Joe Vaccaro was the last of the Navy Street gang of hired killers employed in the Italian gang wars of the teens that were all but wiped out by the testimony of turn coat Ralph “the Barber” Daniello in 1917. (See Gangster City chapter 2)
Because of Daniello’s squealing Vaccaro was sentenced to fifteen years in Sing Sing for his participation in the 1916 murder of Morrello –Terranova ally George Verrazano but was paroled after serving only nine.
In 1929 the gangster, who had been paroled the previous year, was fifty-one years old and still lived with his mother on Navy Street in Brooklyn. He was a prosperous man, which led the police to believe that he was some how “Mixed in some racket”.

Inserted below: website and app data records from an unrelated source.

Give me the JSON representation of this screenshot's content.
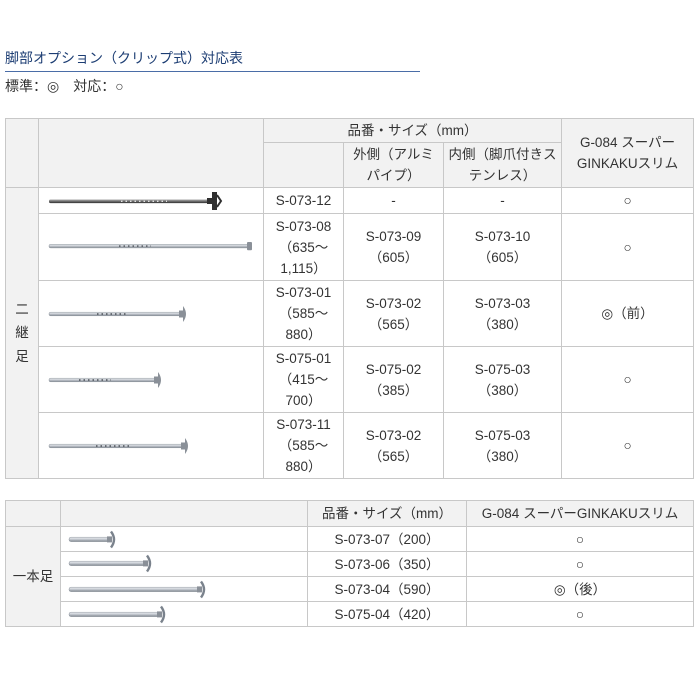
{
  "title": "脚部オプション（クリップ式）対応表",
  "legend": "標準：◎　対応：○",
  "colors": {
    "title": "#1c3d73",
    "title_rule": "#4a6da7",
    "header_bg": "#f2f2f2",
    "border": "#c8c8c8",
    "text": "#333333"
  },
  "two_section": {
    "label": "二継足",
    "header": {
      "part_size": "品番・サイズ（mm）",
      "outer": "外側（アルミパイプ）",
      "inner": "内側（脚爪付きステンレス）",
      "model": "G-084 スーパーGINKAKUスリム"
    },
    "rows": [
      {
        "part": "S-073-12",
        "outer": "-",
        "inner": "-",
        "compat": "○"
      },
      {
        "part": "S-073-08",
        "part_size": "（635～1,115）",
        "outer": "S-073-09",
        "outer_size": "（605）",
        "inner": "S-073-10",
        "inner_size": "（605）",
        "compat": "○"
      },
      {
        "part": "S-073-01",
        "part_size": "（585～880）",
        "outer": "S-073-02",
        "outer_size": "（565）",
        "inner": "S-073-03",
        "inner_size": "（380）",
        "compat": "◎（前）"
      },
      {
        "part": "S-075-01",
        "part_size": "（415～700）",
        "outer": "S-075-02",
        "outer_size": "（385）",
        "inner": "S-075-03",
        "inner_size": "（380）",
        "compat": "○"
      },
      {
        "part": "S-073-11",
        "part_size": "（585～880）",
        "outer": "S-073-02",
        "outer_size": "（565）",
        "inner": "S-075-03",
        "inner_size": "（380）",
        "compat": "○"
      }
    ]
  },
  "single": {
    "label": "一本足",
    "header": {
      "part_size": "品番・サイズ（mm）",
      "model": "G-084 スーパーGINKAKUスリム"
    },
    "rows": [
      {
        "part": "S-073-07",
        "size": "（200）",
        "compat": "○"
      },
      {
        "part": "S-073-06",
        "size": "（350）",
        "compat": "○"
      },
      {
        "part": "S-073-04",
        "size": "（590）",
        "compat": "◎（後）"
      },
      {
        "part": "S-075-04",
        "size": "（420）",
        "compat": "○"
      }
    ]
  }
}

Early in the day on June 16, Vaccaro was standing in front of a building when a sedan containing five men drew up to the curb along side him. At that point four men with pistols leaned out of the car and blasted away at the gangster hitting him six times.
Dying, Vaccaro was taken to the hospital where he would only admit to being a “junkman”. Police felt that the shooting was the result of his current involvement in the rackets and not a revenge killing for his participation in the Navy Street Gang killings from years before.